Many thanks to Julia McHugh at Dinosaur Journey for access to the specimen and assistance during my frequent visits.

Reference

  • Foster, J.R., Hunt-Foster, R.K., Gorman, M.A., II, Trujillo, K.C., Suarez, C.A., McHugh, J.B., Peterson, J.E., Warnock, J.P., and Schoenstein, H.E. 2018. Paleontology, taphonomy, and sedimentology of the Mygatt-Moore Quarry, a large dinosaur bonebed in the Morrison Formation, western Colorado—implications for Upper Jurassic dinosaur preservation modes: Geology of the Intermountain West 5: 23–93.

Scholastica is a publishing platform that offers support for super-low-cost open-access journals such as Discrete Analysis, led by Tim Gowers. They’re putting together the first Academic-Led Publishing Day on 7 February next year, and as part of the build-up, they kindly invited me to do an interview for them, kicking off their Academic-Led Publishing From the Experts series.

I did tell them that I wasn’t qualified — “I am about as far from an expert as I could possibly be in the field of Academic-led publishing. I’ve never even been an academic editor for a journal, far less started one or run one. All I’ve ever done, really (beyond writing and peer-reviewing articles) is have opinions and write about them.” But they wanted to push ahead anyway, so I was happy to go along with it.

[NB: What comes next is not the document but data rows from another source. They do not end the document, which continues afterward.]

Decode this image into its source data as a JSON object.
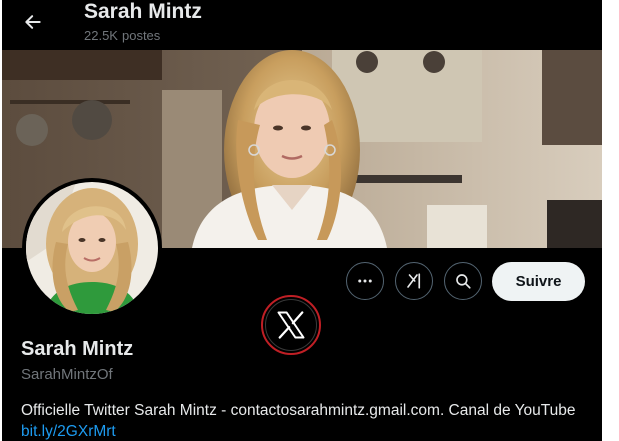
{
  "header": {
    "name": "Sarah Mintz",
    "post_count": "22.5K",
    "post_label": "postes",
    "back_icon": "arrow-left-icon"
  },
  "profile": {
    "name": "Sarah Mintz",
    "handle": "SarahMintzOf",
    "bio_text": "Officielle Twitter Sarah Mintz - contactosarahmintz.gmail.com. Canal de YouTube",
    "bio_link": "bit.ly/2GXrMrt"
  },
  "actions": {
    "more_icon": "more-horizontal-icon",
    "grok_icon": "grok-icon",
    "search_icon": "search-icon",
    "follow_label": "Suivre"
  },
  "overlay": {
    "logo_icon": "x-logo-icon"
  },
  "colors": {
    "background": "#000000",
    "primary_text": "#e7e9ea",
    "secondary_text": "#71767b",
    "link": "#1d9bf0",
    "follow_button": "#eff3f4",
    "logo_ring": "#c01f25"
  }
}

Here’s the interview: enjoy!

 

What it says on the tin. This is a specimen from the UCMP comparative collection.

I was just going to post this photo with zero commentary, but I can’t help myself. Note that on the two vertebrae in the middle, the crista transverso-obliqua (what in non-avian dinos would be the spinopostzygapophyseal lamina or SPOL) rises higher than either the neural spine apex or the epipophyses. That’s crazy. And it demonstrates something we also see in sauropods, which is that laminae are not merely the plates of bone left behind after pneumatization has scooped all of the unnecessary material out of a normal vertebra–sometimes they are additive structures, too.

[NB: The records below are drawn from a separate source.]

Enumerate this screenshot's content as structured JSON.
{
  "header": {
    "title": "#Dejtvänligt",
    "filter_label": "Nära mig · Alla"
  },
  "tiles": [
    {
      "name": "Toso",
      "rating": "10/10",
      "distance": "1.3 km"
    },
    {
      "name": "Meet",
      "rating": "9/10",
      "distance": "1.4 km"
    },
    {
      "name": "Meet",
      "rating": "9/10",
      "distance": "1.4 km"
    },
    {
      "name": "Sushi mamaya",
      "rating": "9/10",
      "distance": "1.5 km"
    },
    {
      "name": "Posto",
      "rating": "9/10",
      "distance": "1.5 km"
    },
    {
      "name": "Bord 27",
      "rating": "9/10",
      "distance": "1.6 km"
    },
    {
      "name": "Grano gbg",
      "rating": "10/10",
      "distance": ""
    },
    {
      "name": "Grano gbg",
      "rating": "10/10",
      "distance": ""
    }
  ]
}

If all of that sounded like gibberish, I can sympathize. I spent my first few months as a sauropodologist just learning the lingo (another thing I should blog about sometimes). Here’s a labeled version:

As long as I’m yapping, note the light shining through the honeycombed internal structure of these highly pneumatic vertebrae. For more on the ridiculous pneumaticity of pelican bones, see this post and this one. For more on the homology of bird and sauropod vertebrae, see Wedel and Sanders (2002), and for more on laminae as additive versus reductive structures, see the discussion on pages 210-212 of Wedel (2007).

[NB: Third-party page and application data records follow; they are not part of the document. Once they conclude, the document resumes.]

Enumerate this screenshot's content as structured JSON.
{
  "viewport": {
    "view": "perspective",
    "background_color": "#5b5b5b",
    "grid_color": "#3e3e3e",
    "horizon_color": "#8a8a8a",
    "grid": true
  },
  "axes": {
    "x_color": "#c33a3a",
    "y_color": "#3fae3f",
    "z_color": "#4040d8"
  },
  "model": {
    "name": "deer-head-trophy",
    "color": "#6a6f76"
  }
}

References

 

Matt’s drawn my attention to a bizarre fact: despite 17 separate posts about Xenoposeidon on this blog (linked from here and here), we’ve never shown a decent scan of Lydekker’s (1893) original illustration of NHMUK PV R2095, the partial mid-to-posterior dorsal vertebra that since Taylor and Naish (2007) has been the holotype specimen of Xenoposeidon proneneukos — and since Taylor (2018) has been known to represent a rebbachisaurid.

Well, here it is at last!

That’s Xeno on the left, of course. On the right, we have one of the various Wealden titanosauriform dorsal vertebrae that were constantly getting referred back and forth between taxa in the late 1800s. I think it might be one of the NPMUK PR R90 vertebrae, perhaps the one that, for disambiguation purposes, I’ve informally named R90a.

Lydekker — or, more likely, an uncredited illustrator — did rather a good job on this, as we can see by juxtaposing the illustration with the now well-known left-lateral photo that’s launched a thousand blog-posts:

The main differences here seem to pertain to how Lydekker and I perceived “lateral”. I think he has the vertebra rotated slightly away from us, so that it’s leaning into the page, and that’s why the centrum appears slightly taller and the arch slightly less tall than in my photo. He seems to have a bit more matrix stuck on the front of the centrum — perhaps because slightly more prep has been done since 1893 — but, worryingly, slightly less bone around the cotyle. I think that can only be illustration error, since that bone is definitely there.

References